***** Exercise data *****
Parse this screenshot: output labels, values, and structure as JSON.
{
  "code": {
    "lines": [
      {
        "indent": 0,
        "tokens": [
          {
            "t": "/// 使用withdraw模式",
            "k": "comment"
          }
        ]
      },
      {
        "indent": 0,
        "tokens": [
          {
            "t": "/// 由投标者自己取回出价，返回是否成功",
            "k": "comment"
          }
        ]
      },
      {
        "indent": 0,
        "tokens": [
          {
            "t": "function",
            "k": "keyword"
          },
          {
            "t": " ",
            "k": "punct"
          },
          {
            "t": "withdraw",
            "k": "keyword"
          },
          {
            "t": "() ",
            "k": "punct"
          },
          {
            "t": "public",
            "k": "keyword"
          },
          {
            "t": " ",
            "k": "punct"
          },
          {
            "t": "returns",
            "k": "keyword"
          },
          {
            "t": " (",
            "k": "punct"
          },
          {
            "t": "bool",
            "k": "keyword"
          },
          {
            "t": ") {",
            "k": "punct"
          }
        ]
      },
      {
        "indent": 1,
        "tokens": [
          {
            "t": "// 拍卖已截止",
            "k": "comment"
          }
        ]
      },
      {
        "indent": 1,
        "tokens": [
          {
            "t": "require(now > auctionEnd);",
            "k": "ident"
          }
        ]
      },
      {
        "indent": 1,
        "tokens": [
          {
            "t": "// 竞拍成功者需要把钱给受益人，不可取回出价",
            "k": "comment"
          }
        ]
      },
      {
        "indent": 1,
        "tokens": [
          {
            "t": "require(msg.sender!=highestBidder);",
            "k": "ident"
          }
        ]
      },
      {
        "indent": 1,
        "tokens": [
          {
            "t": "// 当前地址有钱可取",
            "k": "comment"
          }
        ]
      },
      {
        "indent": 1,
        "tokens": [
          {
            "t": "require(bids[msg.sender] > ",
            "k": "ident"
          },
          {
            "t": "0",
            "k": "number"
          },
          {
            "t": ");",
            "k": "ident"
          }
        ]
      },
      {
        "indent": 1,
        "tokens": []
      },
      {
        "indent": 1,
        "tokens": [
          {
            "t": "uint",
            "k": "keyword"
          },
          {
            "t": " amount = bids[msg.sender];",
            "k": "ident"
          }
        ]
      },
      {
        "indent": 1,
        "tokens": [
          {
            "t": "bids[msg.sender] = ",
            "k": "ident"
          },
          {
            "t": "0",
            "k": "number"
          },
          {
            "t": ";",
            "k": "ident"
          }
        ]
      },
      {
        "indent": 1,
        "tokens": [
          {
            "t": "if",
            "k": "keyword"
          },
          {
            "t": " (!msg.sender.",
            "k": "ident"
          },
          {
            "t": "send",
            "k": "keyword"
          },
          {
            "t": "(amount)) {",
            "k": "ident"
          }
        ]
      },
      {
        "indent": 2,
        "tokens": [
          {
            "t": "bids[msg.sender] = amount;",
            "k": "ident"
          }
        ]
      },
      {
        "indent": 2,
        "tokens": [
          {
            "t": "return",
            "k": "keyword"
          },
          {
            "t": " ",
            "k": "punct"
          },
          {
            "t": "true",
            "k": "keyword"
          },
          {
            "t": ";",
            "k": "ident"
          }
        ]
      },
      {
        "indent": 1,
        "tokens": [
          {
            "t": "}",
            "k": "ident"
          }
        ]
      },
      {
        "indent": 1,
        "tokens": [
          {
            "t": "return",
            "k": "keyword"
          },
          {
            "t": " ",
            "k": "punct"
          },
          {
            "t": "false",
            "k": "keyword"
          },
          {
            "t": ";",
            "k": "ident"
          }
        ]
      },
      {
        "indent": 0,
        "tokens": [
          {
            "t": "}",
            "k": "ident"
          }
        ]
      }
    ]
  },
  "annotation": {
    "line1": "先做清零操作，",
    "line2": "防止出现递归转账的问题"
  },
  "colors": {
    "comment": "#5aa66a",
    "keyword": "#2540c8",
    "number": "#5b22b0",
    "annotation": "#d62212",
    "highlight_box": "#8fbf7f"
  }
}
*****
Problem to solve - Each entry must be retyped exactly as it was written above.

Finished exercise -
Parse this screenshot: output labels, values, and structure as JSON.
{
  "code": {
    "lines": [
      {
        "indent": 0,
        "tokens": [
          {
            "t": "/// 使用withdraw模式",
            "k": "comment"
          }
        ]
      },
      {
        "indent": 0,
        "tokens": [
          {
            "t": "/// 由投标者自己取回出价，返回是否成功",
            "k": "comment"
          }
        ]
      },
      {
        "indent": 0,
        "tokens": [
          {
            "t": "function",
            "k": "keyword"
          },
          {
            "t": " ",
            "k": "punct"
          },
          {
            "t": "withdraw",
            "k": "keyword"
          },
          {
            "t": "() ",
            "k": "punct"
          },
          {
            "t": "public",
            "k": "keyword"
          },
          {
            "t": " ",
            "k": "punct"
          },
          {
            "t": "returns",
            "k": "keyword"
          },
          {
            "t": " (",
            "k": "punct"
          },
          {
            "t": "bool",
            "k": "keyword"
          },
          {
            "t": ") {",
            "k": "punct"
          }
        ]
      },
      {
        "indent": 1,
        "tokens": [
          {
            "t": "// 拍卖已截止",
            "k": "comment"
          }
        ]
      },
      {
        "indent": 1,
        "tokens": [
          {
            "t": "require(now > auctionEnd);",
            "k": "ident"
          }
        ]
      },
      {
        "indent": 1,
        "tokens": [
          {
            "t": "// 竞拍成功者需要把钱给受益人，不可取回出价",
            "k": "comment"
          }
        ]
      },
      {
        "indent": 1,
        "tokens": [
          {
            "t": "require(msg.sender!=highestBidder);",
            "k": "ident"
          }
        ]
      },
      {
        "indent": 1,
        "tokens": [
          {
            "t": "// 当前地址有钱可取",
            "k": "comment"
          }
        ]
      },
      {
        "indent": 1,
        "tokens": [
          {
            "t": "require(bids[msg.sender] > ",
            "k": "ident"
          },
          {
            "t": "0",
            "k": "number"
          },
          {
            "t": ");",
            "k": "ident"
          }
        ]
      },
      {
        "indent": 1,
        "tokens": []
      },
      {
        "indent": 1,
        "tokens": [
          {
            "t": "uint",
            "k": "keyword"
          },
          {
            "t": " amount = bids[msg.sender];",
            "k": "ident"
          }
        ]
      },
      {
        "indent": 1,
        "tokens": [
          {
            "t": "bids[msg.sender] = ",
            "k": "ident"
          },
          {
            "t": "0",
            "k": "number"
          },
          {
            "t": ";",
            "k": "ident"
          }
        ]
      },
      {
        "indent": 1,
        "tokens": [
          {
            "t": "if",
            "k": "keyword"
          },
          {
            "t": " (!msg.sender.",
            "k": "ident"
          },
          {
            "t": "send",
            "k": "keyword"
          },
          {
            "t": "(amount)) {",
            "k": "ident"
          }
        ]
      },
      {
        "indent": 2,
        "tokens": [
          {
            "t": "bids[msg.sender] = amount;",
            "k": "ident"
          }
        ]
      },
      {
        "indent": 2,
        "tokens": [
          {
            "t": "return",
            "k": "keyword"
          },
          {
            "t": " ",
            "k": "punct"
          },
          {
            "t": "true",
            "k": "keyword"
          },
          {
            "t": ";",
            "k": "ident"
          }
        ]
      },
      {
        "indent": 1,
        "tokens": [
          {
            "t": "}",
            "k": "ident"
          }
        ]
      },
      {
        "indent": 1,
        "tokens": [
          {
            "t": "return",
            "k": "keyword"
          },
          {
            "t": " ",
            "k": "punct"
          },
          {
            "t": "false",
            "k": "keyword"
          },
          {
            "t": ";",
            "k": "ident"
          }
        ]
      },
      {
        "indent": 0,
        "tokens": [
          {
            "t": "}",
            "k": "ident"
          }
        ]
      }
    ]
  },
  "annotation": {
    "line1": "先做清零操作，",
    "line2": "防止出现递归转账的问题"
  },
  "colors": {
    "comment": "#5aa66a",
    "keyword": "#2540c8",
    "number": "#5b22b0",
    "annotation": "#d62212",
    "highlight_box": "#8fbf7f"
  }
}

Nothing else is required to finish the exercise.